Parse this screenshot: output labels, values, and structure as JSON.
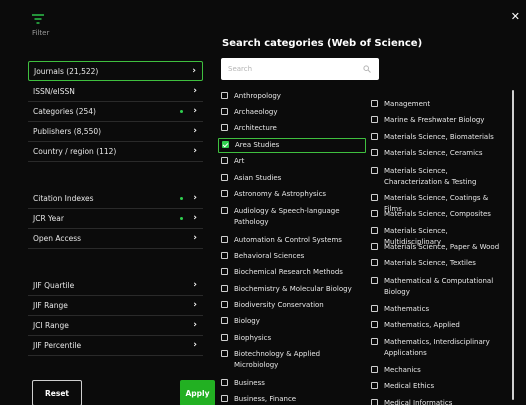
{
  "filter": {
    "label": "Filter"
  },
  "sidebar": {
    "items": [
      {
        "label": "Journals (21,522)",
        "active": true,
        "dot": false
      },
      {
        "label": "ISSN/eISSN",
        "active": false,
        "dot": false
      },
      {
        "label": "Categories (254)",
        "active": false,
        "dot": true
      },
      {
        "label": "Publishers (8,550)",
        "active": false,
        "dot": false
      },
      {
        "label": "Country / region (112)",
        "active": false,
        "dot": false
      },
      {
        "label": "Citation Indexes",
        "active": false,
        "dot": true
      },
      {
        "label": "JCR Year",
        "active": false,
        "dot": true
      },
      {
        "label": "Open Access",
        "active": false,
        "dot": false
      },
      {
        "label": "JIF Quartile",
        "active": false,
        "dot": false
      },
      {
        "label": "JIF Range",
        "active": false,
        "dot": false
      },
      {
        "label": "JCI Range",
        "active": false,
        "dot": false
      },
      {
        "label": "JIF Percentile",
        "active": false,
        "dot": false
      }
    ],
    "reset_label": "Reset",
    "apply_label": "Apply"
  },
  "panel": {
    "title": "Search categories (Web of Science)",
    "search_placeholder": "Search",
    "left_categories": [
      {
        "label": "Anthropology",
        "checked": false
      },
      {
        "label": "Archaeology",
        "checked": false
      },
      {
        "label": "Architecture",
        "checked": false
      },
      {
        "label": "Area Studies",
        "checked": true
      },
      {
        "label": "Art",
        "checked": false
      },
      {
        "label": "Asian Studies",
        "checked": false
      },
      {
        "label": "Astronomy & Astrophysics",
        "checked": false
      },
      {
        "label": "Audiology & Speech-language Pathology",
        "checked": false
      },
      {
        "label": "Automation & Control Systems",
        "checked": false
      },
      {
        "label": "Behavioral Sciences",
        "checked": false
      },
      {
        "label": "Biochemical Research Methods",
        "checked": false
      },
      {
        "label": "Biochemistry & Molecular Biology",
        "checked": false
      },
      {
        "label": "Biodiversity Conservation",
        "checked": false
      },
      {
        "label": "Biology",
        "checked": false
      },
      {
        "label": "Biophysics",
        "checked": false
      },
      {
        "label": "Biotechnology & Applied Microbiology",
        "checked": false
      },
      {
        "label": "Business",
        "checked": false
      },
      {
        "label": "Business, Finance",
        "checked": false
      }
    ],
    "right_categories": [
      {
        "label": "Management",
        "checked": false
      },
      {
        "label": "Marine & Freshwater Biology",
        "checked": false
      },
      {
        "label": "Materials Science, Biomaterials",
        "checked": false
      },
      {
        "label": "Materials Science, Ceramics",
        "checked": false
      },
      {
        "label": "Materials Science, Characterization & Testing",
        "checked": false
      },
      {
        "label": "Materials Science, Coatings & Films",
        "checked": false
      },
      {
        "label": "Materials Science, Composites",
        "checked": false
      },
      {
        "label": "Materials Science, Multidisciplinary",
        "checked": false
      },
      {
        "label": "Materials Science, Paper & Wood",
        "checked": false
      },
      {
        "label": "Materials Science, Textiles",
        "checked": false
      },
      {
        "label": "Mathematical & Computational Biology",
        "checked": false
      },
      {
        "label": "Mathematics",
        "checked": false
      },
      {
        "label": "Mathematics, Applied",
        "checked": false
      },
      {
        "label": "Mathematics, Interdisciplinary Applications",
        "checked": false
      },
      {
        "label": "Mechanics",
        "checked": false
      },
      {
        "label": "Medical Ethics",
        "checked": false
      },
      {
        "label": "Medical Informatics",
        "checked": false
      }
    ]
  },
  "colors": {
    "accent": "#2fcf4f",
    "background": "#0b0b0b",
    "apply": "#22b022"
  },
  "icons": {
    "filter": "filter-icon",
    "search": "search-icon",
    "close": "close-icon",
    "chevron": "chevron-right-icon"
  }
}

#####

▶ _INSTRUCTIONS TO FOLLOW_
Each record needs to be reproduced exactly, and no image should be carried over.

▶ _ANSWER BELOW_
Parse this screenshot: output labels, values, and structure as JSON.
{
  "filter": {
    "label": "Filter"
  },
  "sidebar": {
    "items": [
      {
        "label": "Journals (21,522)",
        "active": true,
        "dot": false
      },
      {
        "label": "ISSN/eISSN",
        "active": false,
        "dot": false
      },
      {
        "label": "Categories (254)",
        "active": false,
        "dot": true
      },
      {
        "label": "Publishers (8,550)",
        "active": false,
        "dot": false
      },
      {
        "label": "Country / region (112)",
        "active": false,
        "dot": false
      },
      {
        "label": "Citation Indexes",
        "active": false,
        "dot": true
      },
      {
        "label": "JCR Year",
        "active": false,
        "dot": true
      },
      {
        "label": "Open Access",
        "active": false,
        "dot": false
      },
      {
        "label": "JIF Quartile",
        "active": false,
        "dot": false
      },
      {
        "label": "JIF Range",
        "active": false,
        "dot": false
      },
      {
        "label": "JCI Range",
        "active": false,
        "dot": false
      },
      {
        "label": "JIF Percentile",
        "active": false,
        "dot": false
      }
    ],
    "reset_label": "Reset",
    "apply_label": "Apply"
  },
  "panel": {
    "title": "Search categories (Web of Science)",
    "search_placeholder": "Search",
    "left_categories": [
      {
        "label": "Anthropology",
        "checked": false
      },
      {
        "label": "Archaeology",
        "checked": false
      },
      {
        "label": "Architecture",
        "checked": false
      },
      {
        "label": "Area Studies",
        "checked": true
      },
      {
        "label": "Art",
        "checked": false
      },
      {
        "label": "Asian Studies",
        "checked": false
      },
      {
        "label": "Astronomy & Astrophysics",
        "checked": false
      },
      {
        "label": "Audiology & Speech-language Pathology",
        "checked": false
      },
      {
        "label": "Automation & Control Systems",
        "checked": false
      },
      {
        "label": "Behavioral Sciences",
        "checked": false
      },
      {
        "label": "Biochemical Research Methods",
        "checked": false
      },
      {
        "label": "Biochemistry & Molecular Biology",
        "checked": false
      },
      {
        "label": "Biodiversity Conservation",
        "checked": false
      },
      {
        "label": "Biology",
        "checked": false
      },
      {
        "label": "Biophysics",
        "checked": false
      },
      {
        "label": "Biotechnology & Applied Microbiology",
        "checked": false
      },
      {
        "label": "Business",
        "checked": false
      },
      {
        "label": "Business, Finance",
        "checked": false
      }
    ],
    "right_categories": [
      {
        "label": "Management",
        "checked": false
      },
      {
        "label": "Marine & Freshwater Biology",
        "checked": false
      },
      {
        "label": "Materials Science, Biomaterials",
        "checked": false
      },
      {
        "label": "Materials Science, Ceramics",
        "checked": false
      },
      {
        "label": "Materials Science, Characterization & Testing",
        "checked": false
      },
      {
        "label": "Materials Science, Coatings & Films",
        "checked": false
      },
      {
        "label": "Materials Science, Composites",
        "checked": false
      },
      {
        "label": "Materials Science, Multidisciplinary",
        "checked": false
      },
      {
        "label": "Materials Science, Paper & Wood",
        "checked": false
      },
      {
        "label": "Materials Science, Textiles",
        "checked": false
      },
      {
        "label": "Mathematical & Computational Biology",
        "checked": false
      },
      {
        "label": "Mathematics",
        "checked": false
      },
      {
        "label": "Mathematics, Applied",
        "checked": false
      },
      {
        "label": "Mathematics, Interdisciplinary Applications",
        "checked": false
      },
      {
        "label": "Mechanics",
        "checked": false
      },
      {
        "label": "Medical Ethics",
        "checked": false
      },
      {
        "label": "Medical Informatics",
        "checked": false
      }
    ]
  },
  "colors": {
    "accent": "#2fcf4f",
    "background": "#0b0b0b",
    "apply": "#22b022"
  },
  "icons": {
    "filter": "filter-icon",
    "search": "search-icon",
    "close": "close-icon",
    "chevron": "chevron-right-icon"
  }
}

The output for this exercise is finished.